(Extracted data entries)
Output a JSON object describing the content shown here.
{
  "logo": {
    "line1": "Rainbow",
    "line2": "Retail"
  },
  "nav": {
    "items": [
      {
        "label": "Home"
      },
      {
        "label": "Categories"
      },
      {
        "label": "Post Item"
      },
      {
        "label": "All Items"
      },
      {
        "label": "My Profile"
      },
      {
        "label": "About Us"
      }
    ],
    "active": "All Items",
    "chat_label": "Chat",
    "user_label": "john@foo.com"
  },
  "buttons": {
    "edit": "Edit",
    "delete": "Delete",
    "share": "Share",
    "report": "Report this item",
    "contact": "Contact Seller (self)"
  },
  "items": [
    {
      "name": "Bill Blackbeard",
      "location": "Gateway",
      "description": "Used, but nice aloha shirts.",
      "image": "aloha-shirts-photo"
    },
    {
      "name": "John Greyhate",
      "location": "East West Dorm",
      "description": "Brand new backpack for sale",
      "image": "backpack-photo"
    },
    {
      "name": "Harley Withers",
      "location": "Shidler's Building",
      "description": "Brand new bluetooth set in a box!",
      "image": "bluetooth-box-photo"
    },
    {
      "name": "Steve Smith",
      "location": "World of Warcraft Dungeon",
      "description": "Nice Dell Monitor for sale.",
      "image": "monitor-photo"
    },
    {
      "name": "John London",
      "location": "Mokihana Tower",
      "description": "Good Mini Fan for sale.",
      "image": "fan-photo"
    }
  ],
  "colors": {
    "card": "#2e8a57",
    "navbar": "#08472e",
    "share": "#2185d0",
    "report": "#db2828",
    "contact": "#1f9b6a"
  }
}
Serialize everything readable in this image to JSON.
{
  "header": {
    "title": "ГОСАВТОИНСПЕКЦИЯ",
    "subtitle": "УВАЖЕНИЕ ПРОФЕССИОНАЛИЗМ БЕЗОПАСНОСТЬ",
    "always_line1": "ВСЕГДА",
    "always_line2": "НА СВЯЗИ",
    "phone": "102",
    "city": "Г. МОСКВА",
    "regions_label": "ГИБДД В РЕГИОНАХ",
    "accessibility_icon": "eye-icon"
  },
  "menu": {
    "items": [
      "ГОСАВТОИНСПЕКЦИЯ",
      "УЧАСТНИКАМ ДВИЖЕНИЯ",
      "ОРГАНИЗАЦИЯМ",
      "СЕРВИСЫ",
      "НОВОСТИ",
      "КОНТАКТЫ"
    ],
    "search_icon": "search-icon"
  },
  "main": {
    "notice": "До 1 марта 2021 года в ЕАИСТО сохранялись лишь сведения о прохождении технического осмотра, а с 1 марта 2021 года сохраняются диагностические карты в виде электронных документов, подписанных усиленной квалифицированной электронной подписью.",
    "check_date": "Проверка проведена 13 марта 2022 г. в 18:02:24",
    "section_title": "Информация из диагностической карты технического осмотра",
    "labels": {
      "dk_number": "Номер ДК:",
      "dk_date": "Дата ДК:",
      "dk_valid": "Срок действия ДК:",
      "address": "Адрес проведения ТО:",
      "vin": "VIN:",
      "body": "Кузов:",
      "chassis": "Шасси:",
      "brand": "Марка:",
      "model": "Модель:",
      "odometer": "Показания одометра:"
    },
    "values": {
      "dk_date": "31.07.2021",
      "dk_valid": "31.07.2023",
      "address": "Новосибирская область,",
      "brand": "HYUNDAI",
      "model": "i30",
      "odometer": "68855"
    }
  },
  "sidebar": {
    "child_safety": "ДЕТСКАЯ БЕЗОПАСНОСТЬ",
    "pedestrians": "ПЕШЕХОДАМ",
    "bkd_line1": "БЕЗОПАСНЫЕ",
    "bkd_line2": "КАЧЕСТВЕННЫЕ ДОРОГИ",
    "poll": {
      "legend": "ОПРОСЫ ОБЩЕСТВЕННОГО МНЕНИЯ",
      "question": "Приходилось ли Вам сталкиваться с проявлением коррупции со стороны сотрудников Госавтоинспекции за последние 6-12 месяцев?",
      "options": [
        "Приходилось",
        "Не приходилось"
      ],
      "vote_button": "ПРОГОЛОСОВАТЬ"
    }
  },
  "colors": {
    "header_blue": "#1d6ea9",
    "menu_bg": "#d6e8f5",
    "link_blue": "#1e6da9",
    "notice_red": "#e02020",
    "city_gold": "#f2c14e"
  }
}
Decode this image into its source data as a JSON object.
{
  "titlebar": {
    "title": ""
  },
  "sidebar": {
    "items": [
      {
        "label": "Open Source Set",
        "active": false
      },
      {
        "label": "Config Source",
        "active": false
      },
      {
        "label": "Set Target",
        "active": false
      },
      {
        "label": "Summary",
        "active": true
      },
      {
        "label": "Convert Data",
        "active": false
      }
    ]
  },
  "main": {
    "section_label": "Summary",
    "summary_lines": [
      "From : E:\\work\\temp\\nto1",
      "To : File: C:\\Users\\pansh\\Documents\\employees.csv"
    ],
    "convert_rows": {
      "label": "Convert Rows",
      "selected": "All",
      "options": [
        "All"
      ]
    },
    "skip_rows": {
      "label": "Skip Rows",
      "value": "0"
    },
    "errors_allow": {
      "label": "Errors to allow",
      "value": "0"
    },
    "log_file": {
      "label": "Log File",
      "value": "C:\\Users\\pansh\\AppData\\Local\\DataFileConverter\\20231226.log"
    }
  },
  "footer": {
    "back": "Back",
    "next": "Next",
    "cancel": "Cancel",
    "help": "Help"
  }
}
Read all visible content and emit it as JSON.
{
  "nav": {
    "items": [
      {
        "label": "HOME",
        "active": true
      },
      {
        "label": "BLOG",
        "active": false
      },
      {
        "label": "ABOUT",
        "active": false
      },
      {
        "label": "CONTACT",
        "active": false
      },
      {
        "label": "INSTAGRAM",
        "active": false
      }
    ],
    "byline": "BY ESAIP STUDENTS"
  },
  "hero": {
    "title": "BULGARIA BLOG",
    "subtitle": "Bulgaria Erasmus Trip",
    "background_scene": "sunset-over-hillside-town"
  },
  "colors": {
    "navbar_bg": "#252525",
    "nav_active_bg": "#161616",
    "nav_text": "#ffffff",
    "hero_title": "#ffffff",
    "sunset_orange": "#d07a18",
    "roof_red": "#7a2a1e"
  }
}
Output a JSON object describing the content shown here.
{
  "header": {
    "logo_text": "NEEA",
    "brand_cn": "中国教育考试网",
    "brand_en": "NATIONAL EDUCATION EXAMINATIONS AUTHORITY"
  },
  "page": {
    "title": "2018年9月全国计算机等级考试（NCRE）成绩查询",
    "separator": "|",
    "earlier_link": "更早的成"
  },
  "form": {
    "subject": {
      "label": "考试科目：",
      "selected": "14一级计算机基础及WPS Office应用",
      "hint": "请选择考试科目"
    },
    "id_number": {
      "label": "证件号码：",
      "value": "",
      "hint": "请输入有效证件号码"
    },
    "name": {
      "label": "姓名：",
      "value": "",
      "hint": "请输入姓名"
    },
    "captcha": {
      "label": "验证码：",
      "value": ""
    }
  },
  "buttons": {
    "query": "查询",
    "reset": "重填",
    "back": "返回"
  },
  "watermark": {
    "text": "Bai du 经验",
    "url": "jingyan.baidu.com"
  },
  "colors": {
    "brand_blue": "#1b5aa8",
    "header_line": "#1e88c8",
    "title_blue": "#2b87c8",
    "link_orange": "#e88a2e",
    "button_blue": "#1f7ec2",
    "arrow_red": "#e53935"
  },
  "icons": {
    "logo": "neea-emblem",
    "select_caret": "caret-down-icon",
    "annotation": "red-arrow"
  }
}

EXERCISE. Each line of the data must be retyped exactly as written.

RESULT OF THIS TASK.
Output a JSON object describing the content shown here.
{
  "logo": {
    "line1": "Rainbow",
    "line2": "Retail"
  },
  "nav": {
    "items": [
      {
        "label": "Home"
      },
      {
        "label": "Categories"
      },
      {
        "label": "Post Item"
      },
      {
        "label": "All Items"
      },
      {
        "label": "My Profile"
      },
      {
        "label": "About Us"
      }
    ],
    "active": "All Items",
    "chat_label": "Chat",
    "user_label": "john@foo.com"
  },
  "buttons": {
    "edit": "Edit",
    "delete": "Delete",
    "share": "Share",
    "report": "Report this item",
    "contact": "Contact Seller (self)"
  },
  "items": [
    {
      "name": "Bill Blackbeard",
      "location": "Gateway",
      "description": "Used, but nice aloha shirts.",
      "image": "aloha-shirts-photo"
    },
    {
      "name": "John Greyhate",
      "location": "East West Dorm",
      "description": "Brand new backpack for sale",
      "image": "backpack-photo"
    },
    {
      "name": "Harley Withers",
      "location": "Shidler's Building",
      "description": "Brand new bluetooth set in a box!",
      "image": "bluetooth-box-photo"
    },
    {
      "name": "Steve Smith",
      "location": "World of Warcraft Dungeon",
      "description": "Nice Dell Monitor for sale.",
      "image": "monitor-photo"
    },
    {
      "name": "John London",
      "location": "Mokihana Tower",
      "description": "Good Mini Fan for sale.",
      "image": "fan-photo"
    }
  ],
  "colors": {
    "card": "#2e8a57",
    "navbar": "#08472e",
    "share": "#2185d0",
    "report": "#db2828",
    "contact": "#1f9b6a"
  }
}
Serialize everything readable in this image to JSON.
{
  "header": {
    "title": "ГОСАВТОИНСПЕКЦИЯ",
    "subtitle": "УВАЖЕНИЕ ПРОФЕССИОНАЛИЗМ БЕЗОПАСНОСТЬ",
    "always_line1": "ВСЕГДА",
    "always_line2": "НА СВЯЗИ",
    "phone": "102",
    "city": "Г. МОСКВА",
    "regions_label": "ГИБДД В РЕГИОНАХ",
    "accessibility_icon": "eye-icon"
  },
  "menu": {
    "items": [
      "ГОСАВТОИНСПЕКЦИЯ",
      "УЧАСТНИКАМ ДВИЖЕНИЯ",
      "ОРГАНИЗАЦИЯМ",
      "СЕРВИСЫ",
      "НОВОСТИ",
      "КОНТАКТЫ"
    ],
    "search_icon": "search-icon"
  },
  "main": {
    "notice": "До 1 марта 2021 года в ЕАИСТО сохранялись лишь сведения о прохождении технического осмотра, а с 1 марта 2021 года сохраняются диагностические карты в виде электронных документов, подписанных усиленной квалифицированной электронной подписью.",
    "check_date": "Проверка проведена 13 марта 2022 г. в 18:02:24",
    "section_title": "Информация из диагностической карты технического осмотра",
    "labels": {
      "dk_number": "Номер ДК:",
      "dk_date": "Дата ДК:",
      "dk_valid": "Срок действия ДК:",
      "address": "Адрес проведения ТО:",
      "vin": "VIN:",
      "body": "Кузов:",
      "chassis": "Шасси:",
      "brand": "Марка:",
      "model": "Модель:",
      "odometer": "Показания одометра:"
    },
    "values": {
      "dk_date": "31.07.2021",
      "dk_valid": "31.07.2023",
      "address": "Новосибирская область,",
      "brand": "HYUNDAI",
      "model": "i30",
      "odometer": "68855"
    }
  },
  "sidebar": {
    "child_safety": "ДЕТСКАЯ БЕЗОПАСНОСТЬ",
    "pedestrians": "ПЕШЕХОДАМ",
    "bkd_line1": "БЕЗОПАСНЫЕ",
    "bkd_line2": "КАЧЕСТВЕННЫЕ ДОРОГИ",
    "poll": {
      "legend": "ОПРОСЫ ОБЩЕСТВЕННОГО МНЕНИЯ",
      "question": "Приходилось ли Вам сталкиваться с проявлением коррупции со стороны сотрудников Госавтоинспекции за последние 6-12 месяцев?",
      "options": [
        "Приходилось",
        "Не приходилось"
      ],
      "vote_button": "ПРОГОЛОСОВАТЬ"
    }
  },
  "colors": {
    "header_blue": "#1d6ea9",
    "menu_bg": "#d6e8f5",
    "link_blue": "#1e6da9",
    "notice_red": "#e02020",
    "city_gold": "#f2c14e"
  }
}
Decode this image into its source data as a JSON object.
{
  "titlebar": {
    "title": ""
  },
  "sidebar": {
    "items": [
      {
        "label": "Open Source Set",
        "active": false
      },
      {
        "label": "Config Source",
        "active": false
      },
      {
        "label": "Set Target",
        "active": false
      },
      {
        "label": "Summary",
        "active": true
      },
      {
        "label": "Convert Data",
        "active": false
      }
    ]
  },
  "main": {
    "section_label": "Summary",
    "summary_lines": [
      "From : E:\\work\\temp\\nto1",
      "To : File: C:\\Users\\pansh\\Documents\\employees.csv"
    ],
    "convert_rows": {
      "label": "Convert Rows",
      "selected": "All",
      "options": [
        "All"
      ]
    },
    "skip_rows": {
      "label": "Skip Rows",
      "value": "0"
    },
    "errors_allow": {
      "label": "Errors to allow",
      "value": "0"
    },
    "log_file": {
      "label": "Log File",
      "value": "C:\\Users\\pansh\\AppData\\Local\\DataFileConverter\\20231226.log"
    }
  },
  "footer": {
    "back": "Back",
    "next": "Next",
    "cancel": "Cancel",
    "help": "Help"
  }
}
Read all visible content and emit it as JSON.
{
  "nav": {
    "items": [
      {
        "label": "HOME",
        "active": true
      },
      {
        "label": "BLOG",
        "active": false
      },
      {
        "label": "ABOUT",
        "active": false
      },
      {
        "label": "CONTACT",
        "active": false
      },
      {
        "label": "INSTAGRAM",
        "active": false
      }
    ],
    "byline": "BY ESAIP STUDENTS"
  },
  "hero": {
    "title": "BULGARIA BLOG",
    "subtitle": "Bulgaria Erasmus Trip",
    "background_scene": "sunset-over-hillside-town"
  },
  "colors": {
    "navbar_bg": "#252525",
    "nav_active_bg": "#161616",
    "nav_text": "#ffffff",
    "hero_title": "#ffffff",
    "sunset_orange": "#d07a18",
    "roof_red": "#7a2a1e"
  }
}
Output a JSON object describing the content shown here.
{
  "header": {
    "logo_text": "NEEA",
    "brand_cn": "中国教育考试网",
    "brand_en": "NATIONAL EDUCATION EXAMINATIONS AUTHORITY"
  },
  "page": {
    "title": "2018年9月全国计算机等级考试（NCRE）成绩查询",
    "separator": "|",
    "earlier_link": "更早的成"
  },
  "form": {
    "subject": {
      "label": "考试科目：",
      "selected": "14一级计算机基础及WPS Office应用",
      "hint": "请选择考试科目"
    },
    "id_number": {
      "label": "证件号码：",
      "value": "",
      "hint": "请输入有效证件号码"
    },
    "name": {
      "label": "姓名：",
      "value": "",
      "hint": "请输入姓名"
    },
    "captcha": {
      "label": "验证码：",
      "value": ""
    }
  },
  "buttons": {
    "query": "查询",
    "reset": "重填",
    "back": "返回"
  },
  "watermark": {
    "text": "Bai du 经验",
    "url": "jingyan.baidu.com"
  },
  "colors": {
    "brand_blue": "#1b5aa8",
    "header_line": "#1e88c8",
    "title_blue": "#2b87c8",
    "link_orange": "#e88a2e",
    "button_blue": "#1f7ec2",
    "arrow_red": "#e53935"
  },
  "icons": {
    "logo": "neea-emblem",
    "select_caret": "caret-down-icon",
    "annotation": "red-arrow"
  }
}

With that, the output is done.